Action: Seek opportunities to shift into more motivating roles using your current capabilities as a springboard. Apply your current skills into new areas. NB: It is a mis-conception that mathematicians are intellectually dry and shrivelled once they hit 25. Many mathematicians win prizes in later age by applying their knowledge and experience to problems in different topics

The Zone of Broken Dreams

Yes, yes, yes. We have all wanted to be a professional footballer, ballet dancer, rockstar, or to play Bach’s Cello concerto at the Albert Hall during the Prom’s, but leaden feet, two left hands, or the inability to carry a tune in a bucket spoilt those dreams. But some still float through life in that reverie.

Action: Burst your own bubble before someone else does. There’ll be fewer tears and you won’t graze your knees when you hit the ground. Reset your standard or convert your career to a hobby. 

The Zone of the Living Dead

You’re a poor performer and each day lasts forever.  I am told there are two phases of sea-sickness. Phase 1 is where you are so sick you are frightened you are going to die. Phase 2 is where you are so sick you are frightened you are not going to die. This Zone is permanent phase 2.  You’re anchored in the part of the performance evaluation curve that makes the top 75% possible. You are less Zorro, and more Zombie.

Action: Leave. Quickly. Move as soon as you can. Formulate the transition any way you want but you have to escape. You are draining yourself faster than an iPhone streaming video at full volume and connected to every wifi and bluetooth device in the office. If you can’t go, build a lot (I mean a lot) of interests and distractions outside of the working environment.

The Zone of Perpetual Energy

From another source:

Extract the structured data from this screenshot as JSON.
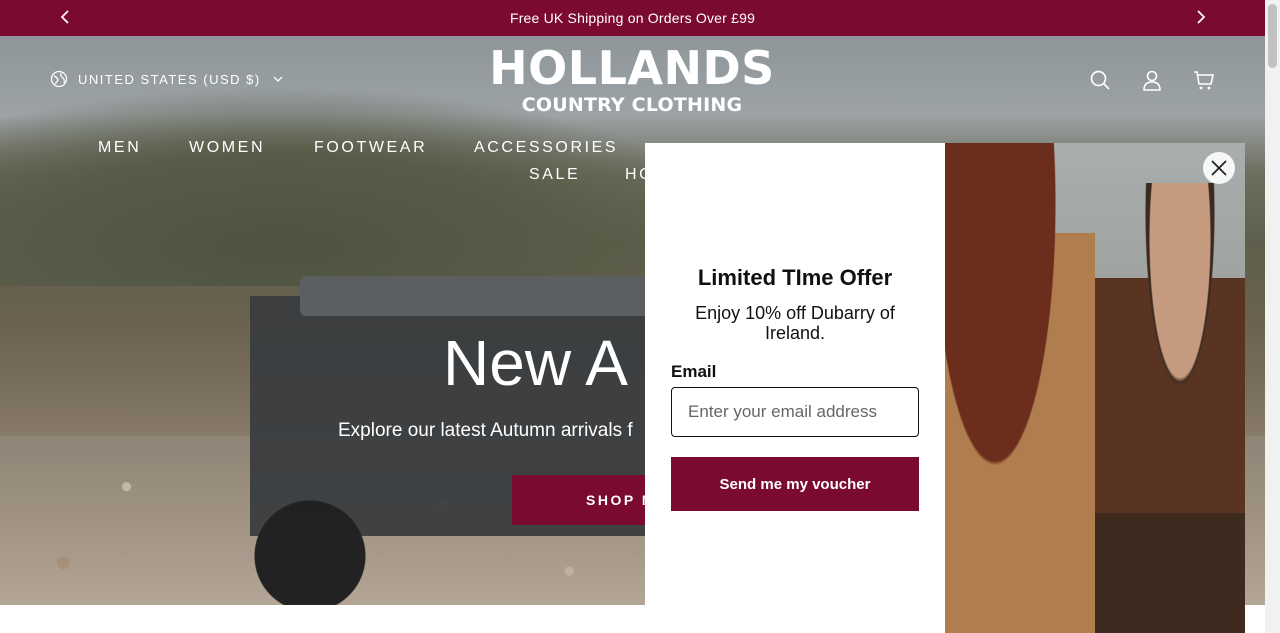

This is the sweet spot. You have skills which you’re motivated to develop and deploy, and opportunities to utilise them effectively.  It is a virtuous circle.  The consequences of success (time, recognition, pride, self-esteem, self-confidence, money) are reinvested in skill development, capacity to take on bigger challenges, time and independence to pursue your motivations and interests.

In the Zone of Perpetual Energy you become more successful at lower stress thus giving you more independence to become more successful at lower stress, thus giving you more independence to become more successful at lower stress….

Perhaps, as Amanda suggested, we should call it the Zone of Self-Perpetuating Energy.

She agreed to share her journey below. The steps she followed were simple.

  1. Where am I now and what evidence (personal performance reviews etc) support this position?
  2.  Where would I like to be? (Not as obvious an answer as might seem.)
  3. What obstacles are preventing me from making the move? (Opportunities, family commitments, lack of skills)
  4. What are the various ways I can overcome them (safely)?
  5. How can I test the possible routes quickly and safely?
  6. How will I know I am making progress?


Amanda's journey

Simon LuntComment